Varo Bank also offers overdraft protection to its customers. You can overdraw your account by up to $50, but you have to set up monthly direct deposits of at least $1,000 to qualify. So Chime offers more generous terms in this situation.

Chime and Varo both offer competitive savings accounts with automatic savings features. With Chime, you’ll receive a 1.50%3 APY. However, Varo offers a tiered interest rate that starts at 0.40% APY. And you could earn up to 2.80% APY by meeting the following requirements:

  • Maintain a balance of up to $10,000
  • Make at least five debit card purchases per month
  • Monthly direct deposits of at least $1,000

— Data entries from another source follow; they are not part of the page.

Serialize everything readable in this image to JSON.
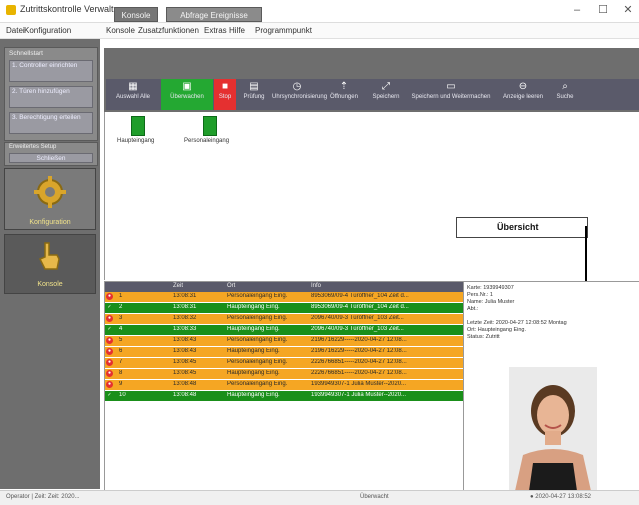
{
  "window": {
    "title": "Zutrittskontrolle Verwaltung",
    "minimize_icon": "minimize-icon",
    "maximize_icon": "maximize-icon",
    "close_icon": "close-icon",
    "minimize_glyph": "–",
    "maximize_glyph": "☐",
    "close_glyph": "✕"
  },
  "menu": [
    "Datei",
    "Konfiguration",
    "Konsole",
    "Zusatzfunktionen",
    "Extras",
    "Hilfe",
    "Programmpunkt"
  ],
  "nav": {
    "group_title": "Schnellstart",
    "links": [
      "1. Controller einrichten",
      "2. Türen hinzufügen",
      "3. Berechtigung erteilen"
    ],
    "group2_title": "Erweitertes Setup",
    "group2_button": "Schließen",
    "config_label": "Konfiguration",
    "console_label": "Konsole"
  },
  "tabs": [
    "Konsole",
    "Abfrage Ereignisse"
  ],
  "toolbar": [
    {
      "label": "Auswahl Alle",
      "icon": "select-all-icon",
      "glyph": "▦"
    },
    {
      "label": "Überwachen",
      "icon": "monitor-icon",
      "glyph": "▣"
    },
    {
      "label": "Stop",
      "icon": "stop-icon",
      "glyph": "■"
    },
    {
      "label": "Prüfung",
      "icon": "check-icon",
      "glyph": "▤"
    },
    {
      "label": "Uhrsynchronisierung",
      "icon": "clock-icon",
      "glyph": "◷"
    },
    {
      "label": "Öffnungen",
      "icon": "open-door-icon",
      "glyph": "⇡"
    },
    {
      "label": "Speichern",
      "icon": "save-icon",
      "glyph": "⤢"
    },
    {
      "label": "Speichern und Weitermachen",
      "icon": "save-continue-icon",
      "glyph": "▭"
    },
    {
      "label": "Anzeige leeren",
      "icon": "clear-display-icon",
      "glyph": "⊖"
    },
    {
      "label": "Suche",
      "icon": "search-icon",
      "glyph": "⌕"
    }
  ],
  "doors": [
    "Haupteingang",
    "Personaleingang"
  ],
  "overview_label": "Übersicht",
  "table": {
    "headers": [
      "",
      "Zeit",
      "Ort",
      "Info"
    ],
    "rows": [
      {
        "n": "1",
        "time": "13:08:31",
        "place": "Personaleingang Eing.",
        "info": "8953069/09-4 Türöffner_104 Zeit d...",
        "status": "warn"
      },
      {
        "n": "2",
        "time": "13:08:31",
        "place": "Haupteingang Eing.",
        "info": "8953069/09-4 Türöffner_104 Zeit d...",
        "status": "ok"
      },
      {
        "n": "3",
        "time": "13:08:32",
        "place": "Personaleingang Eing.",
        "info": "2096740/09-3 Türöffner_103 Zeit...",
        "status": "warn"
      },
      {
        "n": "4",
        "time": "13:08:33",
        "place": "Haupteingang Eing.",
        "info": "2096740/09-3 Türöffner_103 Zeit...",
        "status": "ok"
      },
      {
        "n": "5",
        "time": "13:08:43",
        "place": "Personaleingang Eing.",
        "info": "2196716229-----2020-04-27 12:08...",
        "status": "warn"
      },
      {
        "n": "6",
        "time": "13:08:43",
        "place": "Haupteingang Eing.",
        "info": "2196716229-----2020-04-27 12:08...",
        "status": "warn"
      },
      {
        "n": "7",
        "time": "13:08:45",
        "place": "Personaleingang Eing.",
        "info": "2226766851-----2020-04-27 12:08...",
        "status": "warn"
      },
      {
        "n": "8",
        "time": "13:08:45",
        "place": "Haupteingang Eing.",
        "info": "2226766851-----2020-04-27 12:08...",
        "status": "warn"
      },
      {
        "n": "9",
        "time": "13:08:48",
        "place": "Personaleingang Eing.",
        "info": "1939949307-1 Julia Muster--2020...",
        "status": "warn"
      },
      {
        "n": "10",
        "time": "13:08:48",
        "place": "Haupteingang Eing.",
        "info": "1939949307-1 Julia Muster--2020...",
        "status": "ok"
      }
    ]
  },
  "detail": {
    "lines": [
      "Karte:    1939949307",
      "Pers.Nr.: 1",
      "Name:     Julia Muster",
      "Abt.:",
      "Letzte Zeit:    2020-04-27 12:08:52 Montag",
      "Ort:      Haupteingang Eing.",
      "Status:   Zutritt"
    ]
  },
  "colors": {
    "row_ok": "#1a8f1a",
    "row_warn": "#f5a623",
    "stop_red": "#e53030",
    "monitor_green": "#24a832",
    "nav_bg": "#6e6e6e",
    "toolbar_bg": "#5a5a6a",
    "overview_arrow": "#000000"
  },
  "status": {
    "left": "Operator | Zeit: Zeit: 2020...",
    "middle": "Überwacht",
    "right": "● 2020-04-27 13:08:52"
  }
}
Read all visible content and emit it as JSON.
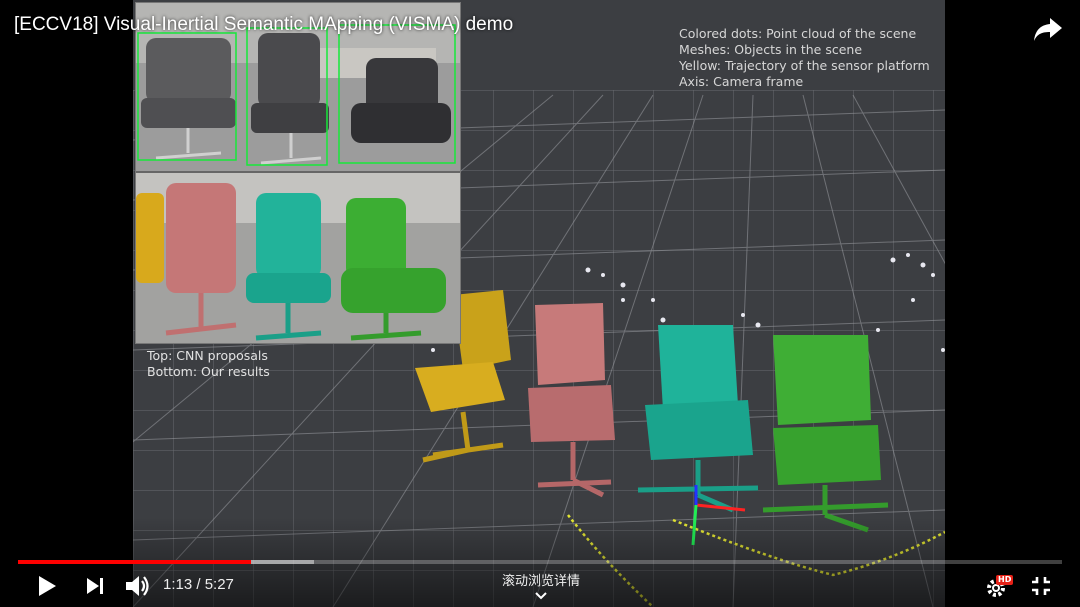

And both companies provide a mobile app that you’ll use to manage your bank account, transfer funds, and deposit checks. However, Chime provides customer service through its app, while Varo doesn’t offer this option.

Bottom Line

Online banks offer several benefits that you won’t get at traditional banks. You won’t have to pay any expensive hidden fees, and if you sign up for a high-yield savings account, you could earn substantially more in interest payments.

However, it’s important to think about your lifestyle and what you need from a bank. For instance, if ATM access is important to you, you’ll want to find out if the bank’s ATM network has convenient locations for you. Otherwise, you might find yourself getting stuck paying a lot of out-of-network fees.

You can get started with either Chime or Varo by visiting their websites or downloading their mobile app. From there, you can open your account and transfer over funds or set up a direct deposit.

1. Out-of-network ATM withdrawal fees may apply with Chime except at MoneyPass ATMs in a 7-Eleven, or any Allpoint or Visa Plus Alliance ATM.

2. Early access to direct deposit funds depends on the timing of the submission of the payment file from the payer. Chime generally make these funds available on the day the payment file is received, which may be up to 2 days earlier than the scheduled payment date.

3. The Annual Percentage Yield (“APY”) for the Chime Savings Account is variable and may change at any time. The disclosed APY is effective as of August 25, 2022. No minimum balance required. Must have $0.01 in savings to earn interest.

See also: 6 Free Online Checking Accounts: No Opening Deposit Required

Jamie Johnson
Meet the author

Jamie Johnson is a freelance writer who has been featured in publications like InvestorPlace and GOBankingRates. She writes about various personal finance topics including student loans, credit cards, investing, building credit, and more.